WORK TO BE COMPLETED: Would you repeat the entries beneath, with nothing changed?

Data about app and page elements
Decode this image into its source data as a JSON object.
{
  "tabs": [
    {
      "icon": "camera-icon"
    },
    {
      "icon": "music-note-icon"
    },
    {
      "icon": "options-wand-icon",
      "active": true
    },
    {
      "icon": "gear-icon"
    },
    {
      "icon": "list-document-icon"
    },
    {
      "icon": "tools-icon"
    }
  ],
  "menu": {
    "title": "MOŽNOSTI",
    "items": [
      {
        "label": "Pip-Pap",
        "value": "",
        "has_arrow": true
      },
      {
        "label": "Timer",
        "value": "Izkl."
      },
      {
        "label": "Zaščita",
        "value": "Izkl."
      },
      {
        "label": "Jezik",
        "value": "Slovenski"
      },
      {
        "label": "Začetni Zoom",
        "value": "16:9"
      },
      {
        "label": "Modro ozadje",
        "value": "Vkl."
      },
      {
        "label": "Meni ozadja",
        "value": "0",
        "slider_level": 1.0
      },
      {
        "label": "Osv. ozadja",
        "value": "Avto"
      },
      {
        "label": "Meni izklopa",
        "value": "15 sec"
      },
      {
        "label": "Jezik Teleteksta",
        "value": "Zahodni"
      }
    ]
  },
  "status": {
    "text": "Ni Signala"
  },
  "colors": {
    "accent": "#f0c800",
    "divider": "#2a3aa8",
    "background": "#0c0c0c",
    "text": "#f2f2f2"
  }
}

WRITTEN RESPONSE:
Decode this image into its source data as a JSON object.
{
  "tabs": [
    {
      "icon": "camera-icon"
    },
    {
      "icon": "music-note-icon"
    },
    {
      "icon": "options-wand-icon",
      "active": true
    },
    {
      "icon": "gear-icon"
    },
    {
      "icon": "list-document-icon"
    },
    {
      "icon": "tools-icon"
    }
  ],
  "menu": {
    "title": "MOŽNOSTI",
    "items": [
      {
        "label": "Pip-Pap",
        "value": "",
        "has_arrow": true
      },
      {
        "label": "Timer",
        "value": "Izkl."
      },
      {
        "label": "Zaščita",
        "value": "Izkl."
      },
      {
        "label": "Jezik",
        "value": "Slovenski"
      },
      {
        "label": "Začetni Zoom",
        "value": "16:9"
      },
      {
        "label": "Modro ozadje",
        "value": "Vkl."
      },
      {
        "label": "Meni ozadja",
        "value": "0",
        "slider_level": 1.0
      },
      {
        "label": "Osv. ozadja",
        "value": "Avto"
      },
      {
        "label": "Meni izklopa",
        "value": "15 sec"
      },
      {
        "label": "Jezik Teleteksta",
        "value": "Zahodni"
      }
    ]
  },
  "status": {
    "text": "Ni Signala"
  },
  "colors": {
    "accent": "#f0c800",
    "divider": "#2a3aa8",
    "background": "#0c0c0c",
    "text": "#f2f2f2"
  }
}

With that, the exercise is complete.